Instructions for the task: Of all the lines in these entries, count those that contain "false" and give only the total.

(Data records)
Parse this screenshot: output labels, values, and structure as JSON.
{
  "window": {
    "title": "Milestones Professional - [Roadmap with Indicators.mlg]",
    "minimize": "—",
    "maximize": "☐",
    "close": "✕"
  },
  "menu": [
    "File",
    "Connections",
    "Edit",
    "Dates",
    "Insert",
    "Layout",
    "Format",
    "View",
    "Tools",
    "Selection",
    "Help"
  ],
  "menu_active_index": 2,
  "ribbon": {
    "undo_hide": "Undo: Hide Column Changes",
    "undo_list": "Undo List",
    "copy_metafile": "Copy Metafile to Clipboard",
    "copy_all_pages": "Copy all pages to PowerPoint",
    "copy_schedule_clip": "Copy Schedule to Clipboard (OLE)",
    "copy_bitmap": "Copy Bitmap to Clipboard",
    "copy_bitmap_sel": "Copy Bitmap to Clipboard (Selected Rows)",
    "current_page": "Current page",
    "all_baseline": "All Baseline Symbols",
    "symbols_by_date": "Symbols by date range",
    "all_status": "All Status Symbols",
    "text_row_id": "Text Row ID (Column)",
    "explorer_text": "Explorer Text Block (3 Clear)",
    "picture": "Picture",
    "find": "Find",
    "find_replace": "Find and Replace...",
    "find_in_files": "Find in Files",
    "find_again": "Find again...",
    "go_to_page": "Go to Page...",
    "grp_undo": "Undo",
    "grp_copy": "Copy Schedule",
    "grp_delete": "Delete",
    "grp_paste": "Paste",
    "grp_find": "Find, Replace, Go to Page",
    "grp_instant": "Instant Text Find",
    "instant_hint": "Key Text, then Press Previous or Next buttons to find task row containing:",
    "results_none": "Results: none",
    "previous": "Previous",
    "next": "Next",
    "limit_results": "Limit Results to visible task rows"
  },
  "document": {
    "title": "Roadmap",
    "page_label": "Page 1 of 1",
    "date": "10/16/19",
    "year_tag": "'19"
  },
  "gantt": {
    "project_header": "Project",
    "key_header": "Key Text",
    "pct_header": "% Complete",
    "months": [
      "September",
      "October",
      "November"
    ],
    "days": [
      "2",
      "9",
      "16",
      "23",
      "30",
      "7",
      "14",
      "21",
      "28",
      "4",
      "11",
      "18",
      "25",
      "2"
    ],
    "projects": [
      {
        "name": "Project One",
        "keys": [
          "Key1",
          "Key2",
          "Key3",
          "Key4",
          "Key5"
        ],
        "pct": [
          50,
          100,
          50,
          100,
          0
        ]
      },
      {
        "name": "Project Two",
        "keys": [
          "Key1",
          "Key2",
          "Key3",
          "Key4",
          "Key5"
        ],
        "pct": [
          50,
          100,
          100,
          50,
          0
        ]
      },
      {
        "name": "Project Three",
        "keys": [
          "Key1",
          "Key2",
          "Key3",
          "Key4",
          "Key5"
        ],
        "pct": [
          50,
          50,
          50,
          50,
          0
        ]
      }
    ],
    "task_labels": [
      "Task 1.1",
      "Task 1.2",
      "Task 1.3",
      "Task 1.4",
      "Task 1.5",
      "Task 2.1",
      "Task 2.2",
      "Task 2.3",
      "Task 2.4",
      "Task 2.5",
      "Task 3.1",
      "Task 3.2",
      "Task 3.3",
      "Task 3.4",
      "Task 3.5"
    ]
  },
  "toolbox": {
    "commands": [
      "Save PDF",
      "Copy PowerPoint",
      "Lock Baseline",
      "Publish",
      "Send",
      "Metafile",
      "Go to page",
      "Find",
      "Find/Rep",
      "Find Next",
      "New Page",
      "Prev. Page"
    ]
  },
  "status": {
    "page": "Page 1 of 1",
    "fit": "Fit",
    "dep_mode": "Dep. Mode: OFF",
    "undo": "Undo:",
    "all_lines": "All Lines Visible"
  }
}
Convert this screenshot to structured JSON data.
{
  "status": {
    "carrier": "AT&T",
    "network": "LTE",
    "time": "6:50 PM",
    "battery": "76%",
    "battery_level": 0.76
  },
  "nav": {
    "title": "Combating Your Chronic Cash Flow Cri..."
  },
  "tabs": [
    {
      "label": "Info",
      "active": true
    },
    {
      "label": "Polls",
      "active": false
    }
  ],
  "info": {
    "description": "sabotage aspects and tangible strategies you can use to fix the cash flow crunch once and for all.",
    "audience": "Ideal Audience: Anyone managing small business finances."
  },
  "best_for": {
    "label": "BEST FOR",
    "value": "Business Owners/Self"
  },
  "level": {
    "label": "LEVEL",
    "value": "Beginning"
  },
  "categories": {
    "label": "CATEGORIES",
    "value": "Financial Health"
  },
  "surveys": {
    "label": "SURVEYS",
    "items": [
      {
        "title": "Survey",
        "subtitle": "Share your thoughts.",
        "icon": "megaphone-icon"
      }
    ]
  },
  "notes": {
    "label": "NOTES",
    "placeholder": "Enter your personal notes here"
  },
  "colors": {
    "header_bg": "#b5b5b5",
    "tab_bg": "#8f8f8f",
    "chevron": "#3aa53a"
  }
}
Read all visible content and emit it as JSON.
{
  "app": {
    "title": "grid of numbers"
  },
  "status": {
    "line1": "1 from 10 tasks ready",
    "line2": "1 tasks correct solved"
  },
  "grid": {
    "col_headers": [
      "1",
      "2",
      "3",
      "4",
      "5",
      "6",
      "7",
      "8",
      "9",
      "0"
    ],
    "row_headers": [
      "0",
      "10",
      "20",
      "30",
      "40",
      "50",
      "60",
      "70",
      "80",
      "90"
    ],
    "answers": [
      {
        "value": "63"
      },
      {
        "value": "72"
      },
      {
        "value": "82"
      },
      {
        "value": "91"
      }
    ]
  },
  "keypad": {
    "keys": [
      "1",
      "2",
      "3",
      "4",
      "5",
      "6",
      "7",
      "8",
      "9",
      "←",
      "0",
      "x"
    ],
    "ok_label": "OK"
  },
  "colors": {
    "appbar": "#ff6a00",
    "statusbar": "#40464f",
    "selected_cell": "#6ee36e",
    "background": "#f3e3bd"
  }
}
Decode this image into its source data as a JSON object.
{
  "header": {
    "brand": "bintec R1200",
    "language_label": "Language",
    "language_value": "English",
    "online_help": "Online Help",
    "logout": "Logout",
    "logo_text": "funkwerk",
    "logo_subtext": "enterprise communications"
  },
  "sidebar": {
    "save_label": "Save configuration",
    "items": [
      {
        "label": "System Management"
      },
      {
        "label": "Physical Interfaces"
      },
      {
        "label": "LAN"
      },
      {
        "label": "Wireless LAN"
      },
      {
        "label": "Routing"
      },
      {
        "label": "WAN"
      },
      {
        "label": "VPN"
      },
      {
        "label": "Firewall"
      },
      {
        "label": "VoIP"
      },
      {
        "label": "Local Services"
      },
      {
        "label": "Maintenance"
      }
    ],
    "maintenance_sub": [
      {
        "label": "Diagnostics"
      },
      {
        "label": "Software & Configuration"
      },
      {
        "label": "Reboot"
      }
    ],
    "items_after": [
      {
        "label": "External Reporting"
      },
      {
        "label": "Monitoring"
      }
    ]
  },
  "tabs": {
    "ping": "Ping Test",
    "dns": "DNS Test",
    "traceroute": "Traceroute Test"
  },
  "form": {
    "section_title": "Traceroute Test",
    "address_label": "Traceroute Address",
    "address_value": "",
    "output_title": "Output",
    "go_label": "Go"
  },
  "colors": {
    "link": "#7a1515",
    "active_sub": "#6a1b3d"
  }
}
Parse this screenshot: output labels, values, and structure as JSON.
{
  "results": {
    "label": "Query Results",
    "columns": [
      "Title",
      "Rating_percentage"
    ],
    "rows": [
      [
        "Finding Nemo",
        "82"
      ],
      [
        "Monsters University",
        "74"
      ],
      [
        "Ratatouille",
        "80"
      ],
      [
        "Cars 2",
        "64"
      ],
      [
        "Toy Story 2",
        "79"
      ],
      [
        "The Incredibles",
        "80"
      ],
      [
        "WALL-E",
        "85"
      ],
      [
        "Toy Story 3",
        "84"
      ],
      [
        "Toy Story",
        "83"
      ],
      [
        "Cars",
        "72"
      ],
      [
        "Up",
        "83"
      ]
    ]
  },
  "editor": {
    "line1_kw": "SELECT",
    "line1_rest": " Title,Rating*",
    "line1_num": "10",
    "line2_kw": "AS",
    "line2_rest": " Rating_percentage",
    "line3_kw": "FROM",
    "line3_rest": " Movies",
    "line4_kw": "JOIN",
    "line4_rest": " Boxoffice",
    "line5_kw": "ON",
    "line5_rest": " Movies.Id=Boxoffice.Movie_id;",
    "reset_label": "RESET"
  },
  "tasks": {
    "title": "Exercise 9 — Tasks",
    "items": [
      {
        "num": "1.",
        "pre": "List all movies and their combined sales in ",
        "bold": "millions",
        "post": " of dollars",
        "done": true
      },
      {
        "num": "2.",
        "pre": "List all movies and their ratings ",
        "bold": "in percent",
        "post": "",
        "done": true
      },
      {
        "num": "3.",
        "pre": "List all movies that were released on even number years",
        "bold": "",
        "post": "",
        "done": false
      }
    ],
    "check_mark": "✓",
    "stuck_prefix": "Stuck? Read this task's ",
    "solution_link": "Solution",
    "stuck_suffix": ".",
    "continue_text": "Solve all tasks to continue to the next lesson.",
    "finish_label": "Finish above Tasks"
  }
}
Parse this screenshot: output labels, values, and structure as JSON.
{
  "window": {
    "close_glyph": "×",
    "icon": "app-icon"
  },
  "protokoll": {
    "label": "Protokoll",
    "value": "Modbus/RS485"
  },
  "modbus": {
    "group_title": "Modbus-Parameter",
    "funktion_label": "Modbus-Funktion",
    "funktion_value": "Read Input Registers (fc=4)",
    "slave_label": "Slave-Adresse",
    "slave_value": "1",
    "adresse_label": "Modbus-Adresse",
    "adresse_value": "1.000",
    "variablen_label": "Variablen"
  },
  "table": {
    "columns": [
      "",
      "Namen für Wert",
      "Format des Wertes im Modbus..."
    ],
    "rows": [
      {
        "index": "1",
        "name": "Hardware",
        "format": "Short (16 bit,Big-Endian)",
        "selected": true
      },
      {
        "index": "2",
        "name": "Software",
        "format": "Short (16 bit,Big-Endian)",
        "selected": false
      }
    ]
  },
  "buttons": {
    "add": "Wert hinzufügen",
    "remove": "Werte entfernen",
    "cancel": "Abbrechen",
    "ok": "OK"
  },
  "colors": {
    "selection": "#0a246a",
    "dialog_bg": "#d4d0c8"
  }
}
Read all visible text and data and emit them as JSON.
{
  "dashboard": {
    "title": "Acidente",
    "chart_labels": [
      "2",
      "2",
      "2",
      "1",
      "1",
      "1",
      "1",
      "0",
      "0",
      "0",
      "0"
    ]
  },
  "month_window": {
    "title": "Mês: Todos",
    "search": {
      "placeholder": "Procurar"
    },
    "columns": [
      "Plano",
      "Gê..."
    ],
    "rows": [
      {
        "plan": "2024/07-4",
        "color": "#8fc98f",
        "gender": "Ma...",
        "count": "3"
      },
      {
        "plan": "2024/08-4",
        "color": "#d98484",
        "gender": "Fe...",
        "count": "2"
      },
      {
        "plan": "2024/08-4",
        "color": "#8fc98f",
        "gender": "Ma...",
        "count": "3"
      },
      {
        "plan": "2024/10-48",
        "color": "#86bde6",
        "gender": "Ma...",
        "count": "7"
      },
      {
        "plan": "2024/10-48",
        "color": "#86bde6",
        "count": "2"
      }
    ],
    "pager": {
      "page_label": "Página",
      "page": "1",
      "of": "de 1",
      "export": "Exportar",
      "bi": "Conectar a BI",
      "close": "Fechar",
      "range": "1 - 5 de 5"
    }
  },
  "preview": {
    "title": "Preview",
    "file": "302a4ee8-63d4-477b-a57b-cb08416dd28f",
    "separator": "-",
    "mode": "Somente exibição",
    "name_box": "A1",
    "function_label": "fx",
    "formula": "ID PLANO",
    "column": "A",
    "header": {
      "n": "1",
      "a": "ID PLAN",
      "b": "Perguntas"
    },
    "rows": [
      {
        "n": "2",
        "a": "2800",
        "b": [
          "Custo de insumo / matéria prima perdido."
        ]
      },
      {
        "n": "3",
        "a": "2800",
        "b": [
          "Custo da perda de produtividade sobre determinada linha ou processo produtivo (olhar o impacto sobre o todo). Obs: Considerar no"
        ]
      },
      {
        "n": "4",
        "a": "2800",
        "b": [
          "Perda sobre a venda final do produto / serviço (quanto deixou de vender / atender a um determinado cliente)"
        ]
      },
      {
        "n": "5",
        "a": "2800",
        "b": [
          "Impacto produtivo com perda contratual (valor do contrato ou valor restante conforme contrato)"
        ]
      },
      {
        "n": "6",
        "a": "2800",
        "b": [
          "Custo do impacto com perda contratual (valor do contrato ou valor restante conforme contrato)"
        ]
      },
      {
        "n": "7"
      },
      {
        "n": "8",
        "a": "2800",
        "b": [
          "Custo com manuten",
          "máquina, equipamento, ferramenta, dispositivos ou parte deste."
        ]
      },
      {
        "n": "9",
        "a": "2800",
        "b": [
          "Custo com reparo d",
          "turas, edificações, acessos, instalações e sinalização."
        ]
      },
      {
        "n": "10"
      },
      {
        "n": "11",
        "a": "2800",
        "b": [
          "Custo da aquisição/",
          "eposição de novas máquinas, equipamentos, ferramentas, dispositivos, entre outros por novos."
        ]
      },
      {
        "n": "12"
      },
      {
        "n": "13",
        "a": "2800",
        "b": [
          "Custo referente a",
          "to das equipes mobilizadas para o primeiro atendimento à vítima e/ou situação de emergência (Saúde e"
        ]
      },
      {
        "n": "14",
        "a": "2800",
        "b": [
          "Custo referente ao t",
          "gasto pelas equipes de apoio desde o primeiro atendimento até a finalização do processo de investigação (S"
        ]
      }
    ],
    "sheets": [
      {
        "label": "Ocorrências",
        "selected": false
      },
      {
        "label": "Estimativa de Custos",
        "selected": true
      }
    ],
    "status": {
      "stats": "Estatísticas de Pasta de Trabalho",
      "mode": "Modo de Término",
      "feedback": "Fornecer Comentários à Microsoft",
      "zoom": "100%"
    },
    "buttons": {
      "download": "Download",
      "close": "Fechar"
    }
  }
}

Your solution: 4